What is most valuable?
The most valuable features of this product are the following:
- Policy Xpress
Allows for the ability to build policies triggered off of events in a codeless manner.
- Separation of Duty (SOD) policies
Gives the ability to create roles and/or policies with a criteria for removal or addition of a role, policy, or an entitlement based on the user’s title as an example.
IDM has a rich set of connectors that covers traditional on premise, SAAS related, or custom resources. IDM provides the ability to create a custom connector through its Connector Xpress module. The module itself allows one to build a connector to any resource that is either LDAP or database driven. Once again this process involves no coding for the task.
How has it helped my organization?
I'm an integrator, and as a result I deploy solutions in behalf of an organization. IDM improves the organizations ability to govern the life cycle of an end user. The life cycle starts with the on-boarding of an individual to the organization, whether it’s a contractor, consultant, employee (full or part time), or a partner. The life cycle ends with the departure of the individual from the organization. Everything in between is about managing the user's access, permissions, profile, and evolution from an identity stand point. We (Mycroft) advise and implement the necessary user cases that drives the successful central management of identities for an organization. Plain and simple, IDM provides the automation that allows the IT and respective business department(s) to focus in on other pressing needs while IDM standardizes the identity practice.
What needs improvement?
The areas of this product which requires improvement are as follows:
- The User Interface (UI)
The User Interface has been improving over time and there are products such as IDMLogic Sigma that improves upon the user UI experience.
- Its delegation model
While IDM has the capability to delegate, the delegation process is not intuitive or forthcoming to the clients. The delegation model is present but it’s not a straight forward model to design against.
These two areas are the ones that stand out, as I probably developed a tolerance over the years for any other if others do exist.
For how long have I used the solution?
What was my experience with deployment of the solution?
Yes, but deployment issues are hardly product installations, but rather retro-fitting the installation to the core principals of the organization. Anyone can install the product within a 20 minute window in an ideal scenario. Each organization has environmental complexities and business policies that at times causes issues with the deployment.
What do I think about the stability of the solution?
No issues with stability.
What do I think about the scalability of the solution?
No issues with scalability. Typically deployments are done with an assumption that an organization will grow by a certain percentage in the foreseeable future.
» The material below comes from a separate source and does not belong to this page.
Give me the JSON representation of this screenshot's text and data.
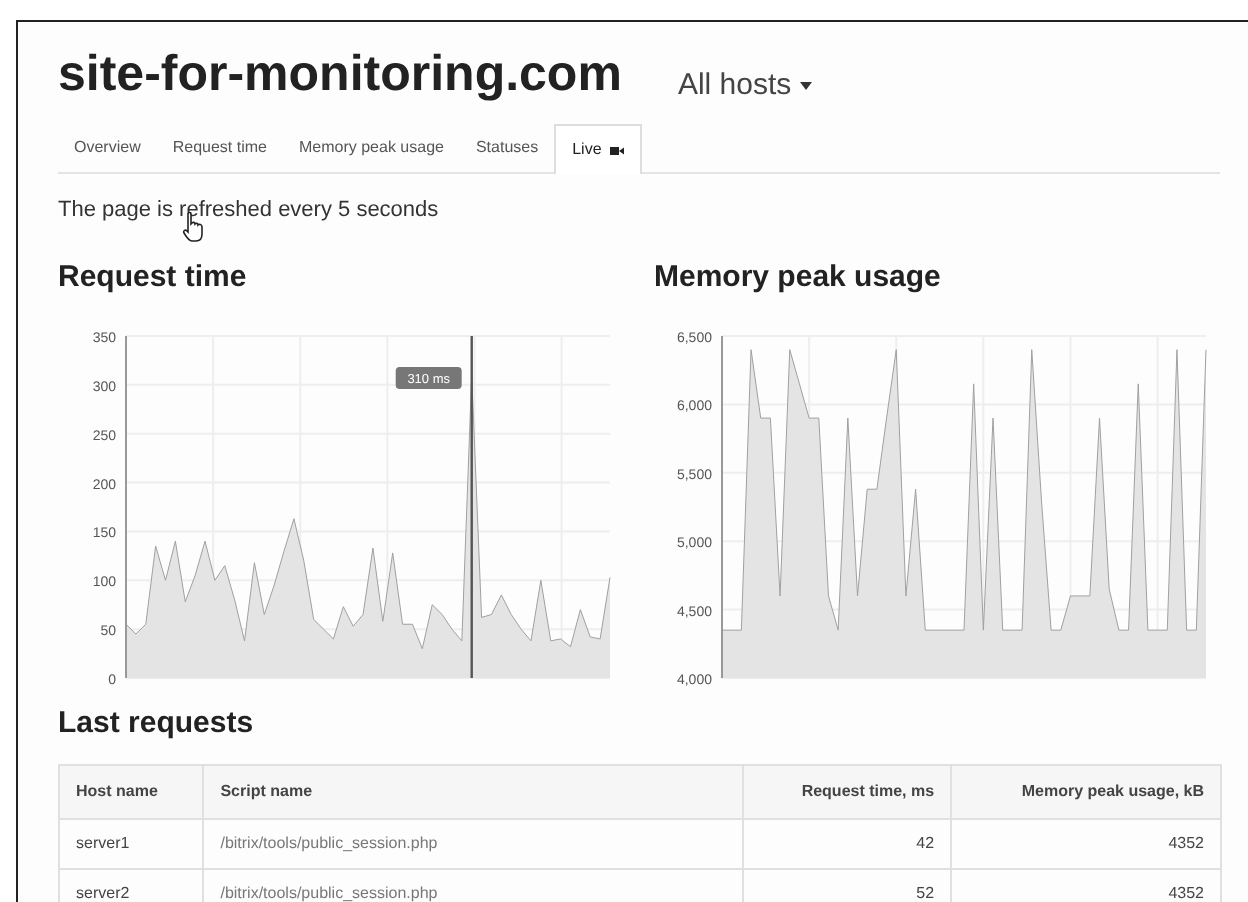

As a result the architecture will adhere to the growth plans accordingly.
How are customer service and technical support?
Technical support has drastically improved over the years, as a result I would rate them at 7.5 and climbing.
Which solution did I use previously and why did I switch?
While I implement solutions for organizations, I witness switches for the following reasons:
- Staff are no longer knowledgeable on the solution as a result of staff turnover over time
- Product configuration has not been maintained to support needs of the business over time
- Vendor Support and direction
- Cost model
- The direction of the organization and its relationship with other vendors
How was the initial setup?
In my experience, the posture of the setup has a direct correlation to the use case mapped to the feature set and functionality. There are numerous ways to implement a solution, but the level of complexity stems from the ability to simplify the requirements and work with the business on compromises. All organizations have security and business policies that they mandate by or govern towards. As a result, the initial setup or configuration is a direct by-product of how the use case is socialized into the product. At times, some business processes should not be subjected to IDM at all. unless there are compromises to how the business flow is managed. Understanding this basic idea and product limitations go hand in hand.
What was our ROI?
The ROI on CA IDM is a result of the following 3 areas:
- Employee productivity
Faster onboarding process and provisioning. The ability for end user to perform self-service password resets and utilize an access requests system.
- IT cost savings
The ability to focus less on traditional cost areas around password resets, user on-boarding, and essentially the whole user life cycle allows IT to spend on other technical areas wisely. Cost savings to IT is not only how to save but also how to re-purpose the funds to other needed areas.
- Cost avoidance.
Potentially recovering from security breaches or violations and the cost to recover from them. Centralized management introduces efficiency that leads to shared resources not redundant work throughout an organization.